I have also in recent posts looked at individual disputes where the U.S. was the respondent and reviewed problems with the decisions.
Thus, it is unlikely that the twice delayed 12th Ministerial Conference to be held in Geneva June 13-15 this year will resolve the impasse on the Appellate Body. While it is possible that a process may be agreed to to examine the root problems and formulate possible solutions as part of the WTO reform agenda, even that may be optimistic in the current environment.
Existing disputes continue to proceed, with various resolutions possible in cases even among countries who have not signed up to the Agreement on the Interim Arbitration Process, although two dozen panel reports have been “appealed” but cannot be heard until/unless an Appellate Body is reconsituted. Such appeals have been taken by a number of Members including by Members who are parties to the interim process (e.g., EU on a panel report of a challenge to a trade remedy proceeding against the Russian Federation).

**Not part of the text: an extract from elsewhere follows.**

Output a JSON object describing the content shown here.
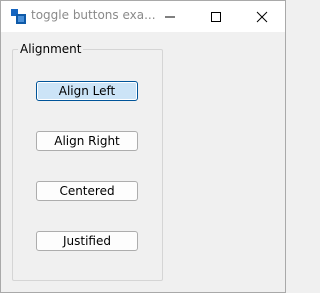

This Friday (April 8, 2022) , there is a Dispute Settlement Body meeting to consider a joint request by the Republic of Korea and the United States in the dispute involving UNITED STATES – SAFEGUARD MEASURE ON IMPORTS OF LARGE RESIDENTIAL WASHERS that would have the DSB adopt a decision that the panel report is adopted unless an appeal is filed by July 7, 2022 (essentially extending the time to appeal the panel report presumably to give the parties more time to consider a mutually acceptable resolution).
So whether there is a resolution to the Appellate Body impasse or not, WTO Members have ongoing options to address trade concerns including through Committee work, bilateral interactions and disputes through the WTO or through FTAs.
Terence Stewart, former Managing Partner, Law Offices of Stewart and Stewart, and author of the blog, Current Thoughts on Trade.
To read the full commentary from Current Thoughts on Trade, please click here.